On June 26, 2015, the media interns walked out of the United States Supreme Court, running at full speed to their respective media producers. They were carrying scraps of paper that unwittingly professed the legalization of same-sex marriage in the United States.
This June day was a celebration for the LGBTQ + community and its allies. But, in June, interns can make a much less happy decision as they sprint to their supervisors. This month the Supreme Court is set to rule on Fulton v. City of Philadelphia, another crucial case involving LGBTQ + rights.
In March 2018, the City of Philadelphia learned that two of its contract foster care providers would not allow same-sex couples and, as a result, stopped referring people to those agencies. Catholic Social Services, one of the agencies, sued the city, citing freedom of religion and expression as a justification for rejecting couples qualified on the basis of sexual orientation.
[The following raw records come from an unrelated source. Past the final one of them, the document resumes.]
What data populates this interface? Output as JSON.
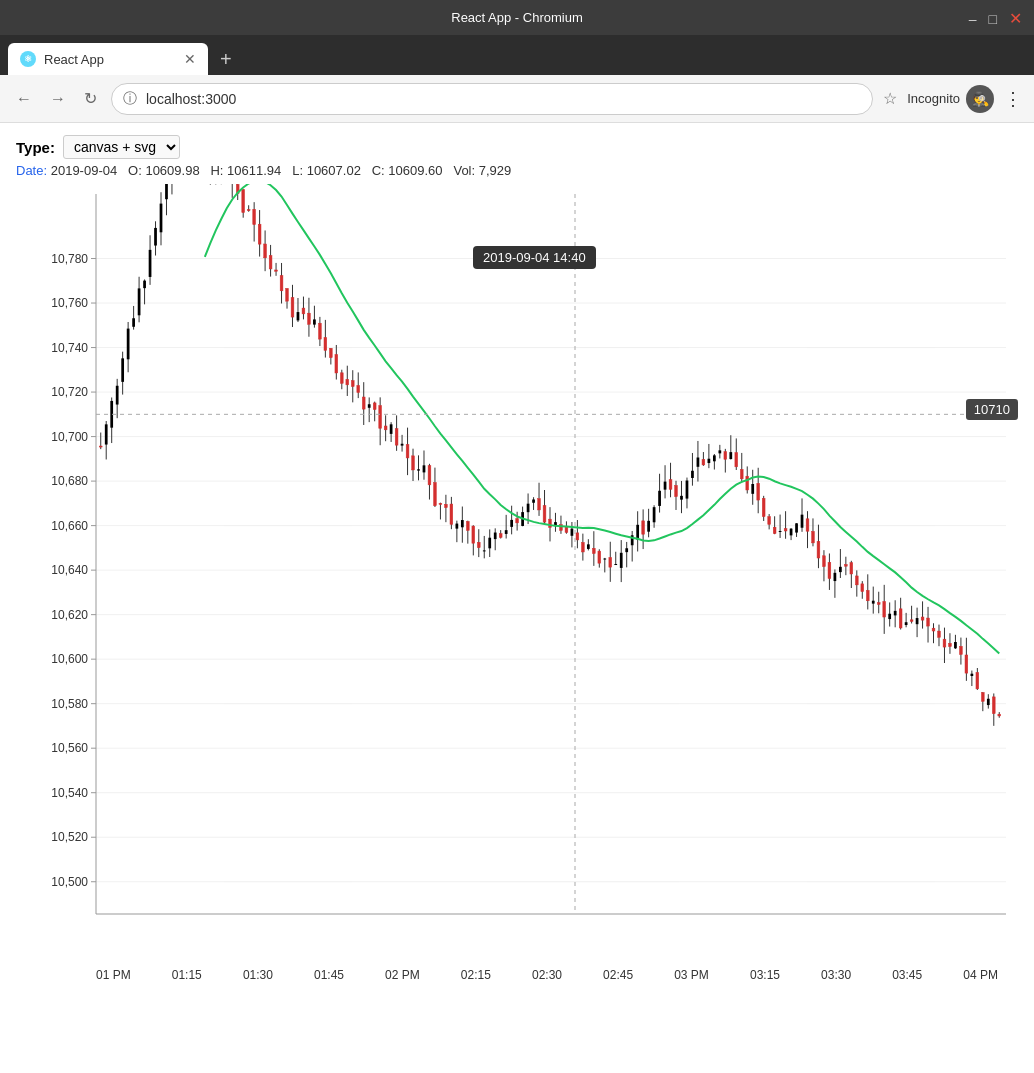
{
  "browser": {
    "title": "React App - Chromium",
    "tab": {
      "label": "React App",
      "favicon": "R"
    },
    "address": "localhost:3000",
    "incognito_label": "Incognito"
  },
  "app": {
    "type_label": "Type:",
    "type_value": "canvas + svg",
    "ohlcv": {
      "date_label": "Date:",
      "date_value": "2019-09-04",
      "o_label": "O:",
      "o_value": "10609.98",
      "h_label": "H:",
      "h_value": "10611.94",
      "l_label": "L:",
      "l_value": "10607.02",
      "c_label": "C:",
      "c_value": "10609.60",
      "vol_label": "Vol:",
      "vol_value": "7,929"
    },
    "crosshair_tooltip": "2019-09-04 14:40",
    "price_label": "10710",
    "y_axis": [
      "10,780",
      "10,760",
      "10,740",
      "10,720",
      "10,700",
      "10,680",
      "10,660",
      "10,640",
      "10,620",
      "10,600",
      "10,580",
      "10,560",
      "10,540",
      "10,520",
      "10,500"
    ],
    "x_axis": [
      "01 PM",
      "01:15",
      "01:30",
      "01:45",
      "02 PM",
      "02:15",
      "02:30",
      "02:45",
      "03 PM",
      "03:15",
      "03:30",
      "03:45",
      "04 PM"
    ]
  }
}
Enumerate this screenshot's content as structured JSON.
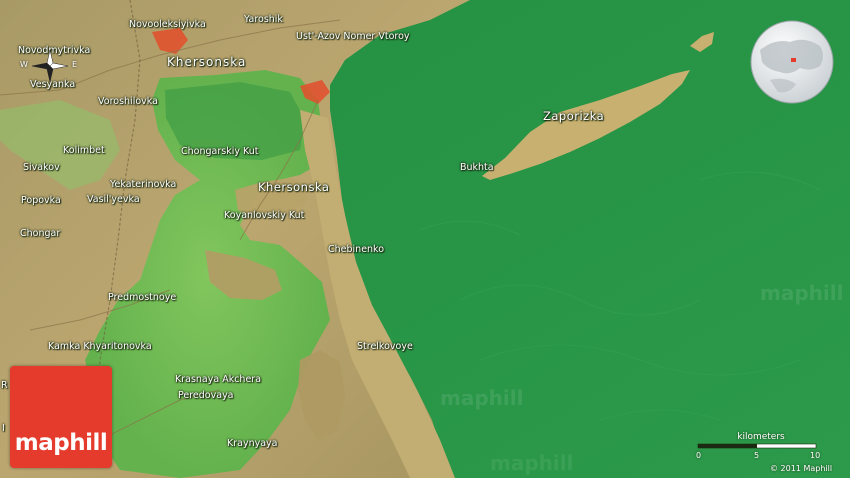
{
  "map": {
    "places": [
      {
        "id": "novooleksiyivka",
        "name": "Novooleksiyivka"
      },
      {
        "id": "yaroshik",
        "name": "Yaroshik"
      },
      {
        "id": "ust-azov",
        "name": "Ust'-Azov Nomer Vtoroy"
      },
      {
        "id": "novodmytrivka",
        "name": "Novodmytrivka"
      },
      {
        "id": "khersonska-region",
        "name": "Khersonska"
      },
      {
        "id": "vesyanka",
        "name": "Vesyanka"
      },
      {
        "id": "voroshilovka",
        "name": "Voroshilovka"
      },
      {
        "id": "zaporizka",
        "name": "Zaporizka"
      },
      {
        "id": "kolimbet",
        "name": "Kolimbet"
      },
      {
        "id": "chongarskiy-kut",
        "name": "Chongarskiy Kut"
      },
      {
        "id": "sivakov",
        "name": "Sivakov"
      },
      {
        "id": "bukhta",
        "name": "Bukhta"
      },
      {
        "id": "yekaterinovka",
        "name": "Yekaterinovka"
      },
      {
        "id": "khersonska-town",
        "name": "Khersonska"
      },
      {
        "id": "popovka",
        "name": "Popovka"
      },
      {
        "id": "vasilyevka",
        "name": "Vasil'yevka"
      },
      {
        "id": "koyanlovskiy-kut",
        "name": "Koyanlovskiy Kut"
      },
      {
        "id": "chongar",
        "name": "Chongar"
      },
      {
        "id": "chebinenko",
        "name": "Chebinenko"
      },
      {
        "id": "predmostnoye",
        "name": "Predmostnoye"
      },
      {
        "id": "strelkovoye",
        "name": "Strelkovoye"
      },
      {
        "id": "kamka-khyaritonovka",
        "name": "Kamka Khyaritonovka"
      },
      {
        "id": "krasnaya-akchera",
        "name": "Krasnaya Akchera"
      },
      {
        "id": "peredovaya",
        "name": "Peredovaya"
      },
      {
        "id": "kraynyaya",
        "name": "Kraynyaya"
      },
      {
        "id": "edge-r",
        "name": "R"
      },
      {
        "id": "edge-i",
        "name": "I"
      }
    ],
    "compass": {
      "west": "W",
      "east": "E"
    },
    "scale": {
      "title": "kilometers",
      "ticks": [
        "0",
        "5",
        "10"
      ]
    },
    "copyright": "© 2011 Maphill",
    "logo_text": "maphill",
    "watermark": "maphill",
    "colors": {
      "sea": "#2a9848",
      "land": "#b8a46a",
      "lagoon": "#4caf50",
      "urban": "#e0522f",
      "logo": "#e43b2c"
    }
  }
}
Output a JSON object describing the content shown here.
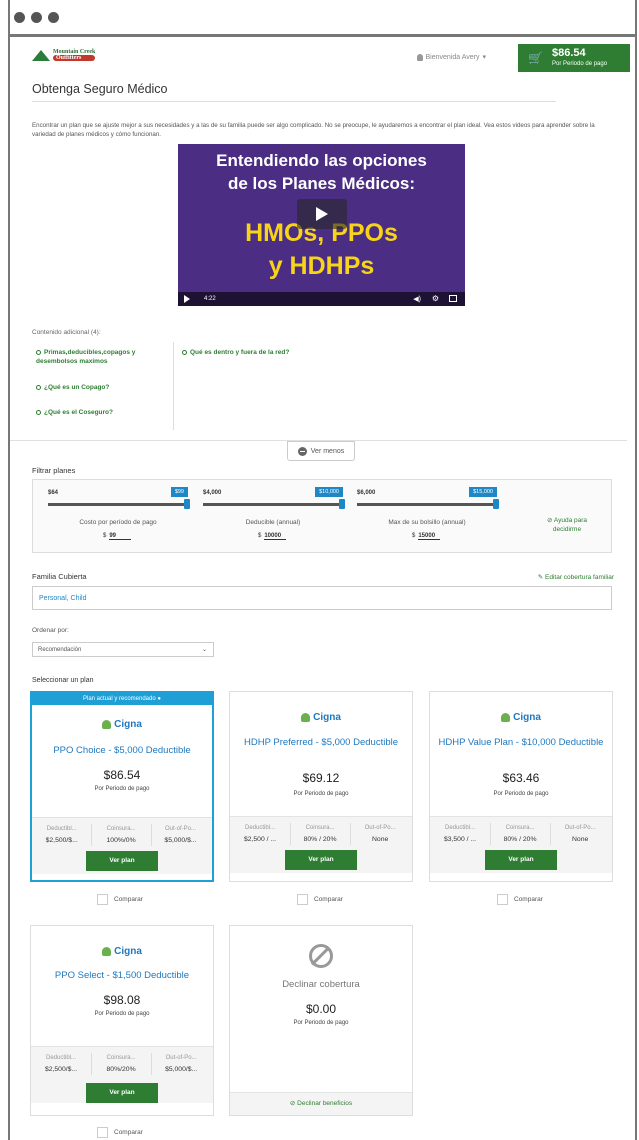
{
  "header": {
    "logo_top": "Mountain Creek",
    "logo_bottom": "Outfitters",
    "user_name": "Bienvenida Avery",
    "user_caret": "▾",
    "cart_amount": "$86.54",
    "cart_period": "Por Periodo de pago"
  },
  "page": {
    "title": "Obtenga Seguro Médico",
    "intro": "Encontrar un plan que se ajuste mejor a sus necesidades y a las de su familia puede ser algo complicado. No se preocupe, le ayudaremos a encontrar el plan ideal. Vea estos videos para aprender sobre la variedad de planes médicos y cómo funcionan."
  },
  "video": {
    "line1": "Entendiendo las opciones",
    "line2": "de los Planes Médicos:",
    "big1": "HMOs, PPOs",
    "big2": "y HDHPs",
    "time": "4:22"
  },
  "extra": {
    "label": "Contenido adicional (4):",
    "links": [
      "Primas,deducibles,copagos y desembolsos maximos",
      "¿Qué es un Copago?",
      "¿Qué es el Coseguro?",
      "Qué es dentro y fuera de la red?"
    ],
    "see_less": "Ver menos"
  },
  "filters": {
    "label": "Filtrar planes",
    "sliders": [
      {
        "min": "$64",
        "max": "$99",
        "caption": "Costo por período de pago",
        "value": "99"
      },
      {
        "min": "$4,000",
        "max": "$10,000",
        "caption": "Deducible (annual)",
        "value": "10000"
      },
      {
        "min": "$6,000",
        "max": "$15,000",
        "caption": "Max de su bolsillo (annual)",
        "value": "15000"
      }
    ],
    "currency": "$",
    "help": "Ayuda para decidirme"
  },
  "family": {
    "label": "Familia Cubierta",
    "edit": "Editar cobertura familiar",
    "value": "Personal, Child"
  },
  "sort": {
    "label": "Ordenar por:",
    "value": "Recomendación"
  },
  "plans_label": "Seleccionar un plan",
  "current_banner": "Plan actual y recomendado",
  "brand": "Cigna",
  "stat_labels": [
    "Deductibl...",
    "Coinsura...",
    "Out-of-Po..."
  ],
  "view_plan": "Ver plan",
  "compare": "Comparar",
  "period": "Por Periodo de pago",
  "plans": [
    {
      "name": "PPO Choice - $5,000 Deductible",
      "price": "$86.54",
      "stats": [
        "$2,500/$...",
        "100%/0%",
        "$5,000/$..."
      ]
    },
    {
      "name": "HDHP Preferred - $5,000 Deductible",
      "price": "$69.12",
      "stats": [
        "$2,500 / ...",
        "80% / 20%",
        "None"
      ]
    },
    {
      "name": "HDHP Value Plan - $10,000 Deductible",
      "price": "$63.46",
      "stats": [
        "$3,500 / ...",
        "80% / 20%",
        "None"
      ]
    },
    {
      "name": "PPO Select - $1,500 Deductible",
      "price": "$98.08",
      "stats": [
        "$2,500/$...",
        "80%/20%",
        "$5,000/$..."
      ]
    }
  ],
  "decline": {
    "title": "Declinar cobertura",
    "price": "$0.00",
    "footer": "Declinar beneficios"
  },
  "colors": {
    "accent_green": "#2e7d32",
    "accent_blue": "#1e9fd6",
    "video_purple": "#4b2e83",
    "video_yellow": "#f7d417"
  }
}
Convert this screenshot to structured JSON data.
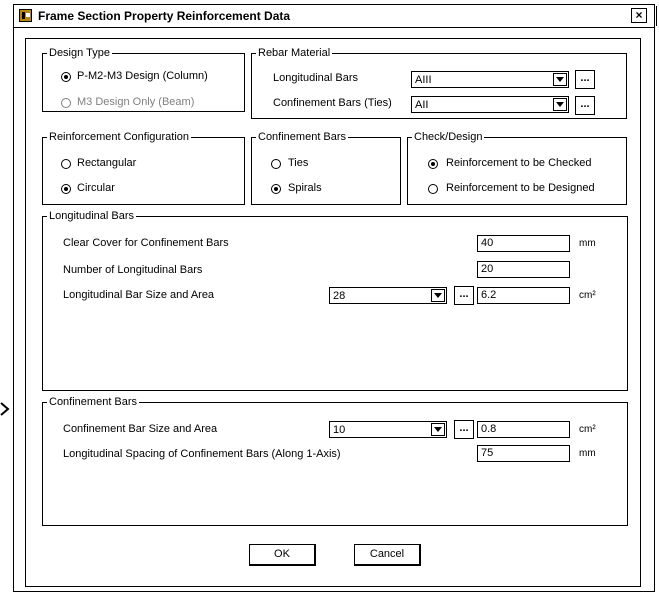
{
  "window": {
    "title": "Frame Section Property Reinforcement Data",
    "close_glyph": "×"
  },
  "design_type": {
    "legend": "Design Type",
    "options": [
      {
        "label": "P-M2-M3 Design  (Column)",
        "checked": true,
        "enabled": true
      },
      {
        "label": "M3 Design Only  (Beam)",
        "checked": false,
        "enabled": false
      }
    ]
  },
  "rebar_material": {
    "legend": "Rebar Material",
    "longitudinal_label": "Longitudinal Bars",
    "longitudinal_value": "AIII",
    "confinement_label": "Confinement Bars (Ties)",
    "confinement_value": "AII",
    "dots": "..."
  },
  "reinforcement_configuration": {
    "legend": "Reinforcement Configuration",
    "options": [
      {
        "label": "Rectangular",
        "checked": false
      },
      {
        "label": "Circular",
        "checked": true
      }
    ]
  },
  "confinement_bars_type": {
    "legend": "Confinement Bars",
    "options": [
      {
        "label": "Ties",
        "checked": false
      },
      {
        "label": "Spirals",
        "checked": true
      }
    ]
  },
  "check_design": {
    "legend": "Check/Design",
    "options": [
      {
        "label": "Reinforcement to be Checked",
        "checked": true
      },
      {
        "label": "Reinforcement to be Designed",
        "checked": false
      }
    ]
  },
  "longitudinal_bars": {
    "legend": "Longitudinal Bars",
    "clear_cover_label": "Clear Cover for Confinement Bars",
    "clear_cover_value": "40",
    "clear_cover_unit": "mm",
    "number_label": "Number of Longitudinal Bars",
    "number_value": "20",
    "size_label": "Longitudinal Bar Size and Area",
    "size_value": "28",
    "area_value": "6.2",
    "area_unit": "cm²",
    "dots": "..."
  },
  "confinement_bars": {
    "legend": "Confinement Bars",
    "size_label": "Confinement Bar Size and Area",
    "size_value": "10",
    "area_value": "0.8",
    "area_unit": "cm²",
    "spacing_label": "Longitudinal Spacing of Confinement Bars  (Along 1-Axis)",
    "spacing_value": "75",
    "spacing_unit": "mm",
    "dots": "..."
  },
  "buttons": {
    "ok": "OK",
    "cancel": "Cancel"
  }
}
The district court and the Third Circuit Court of Appeals rejected this argument, ruling that taxpayer-funded child welfare agencies cannot discriminate. The Supreme Court heard this case last November and is apparently about to rule in favor of Catholic social services. In doing so, private agencies that receive federal funding would be free to deny services to people on the basis of their sexual orientation or gender identity.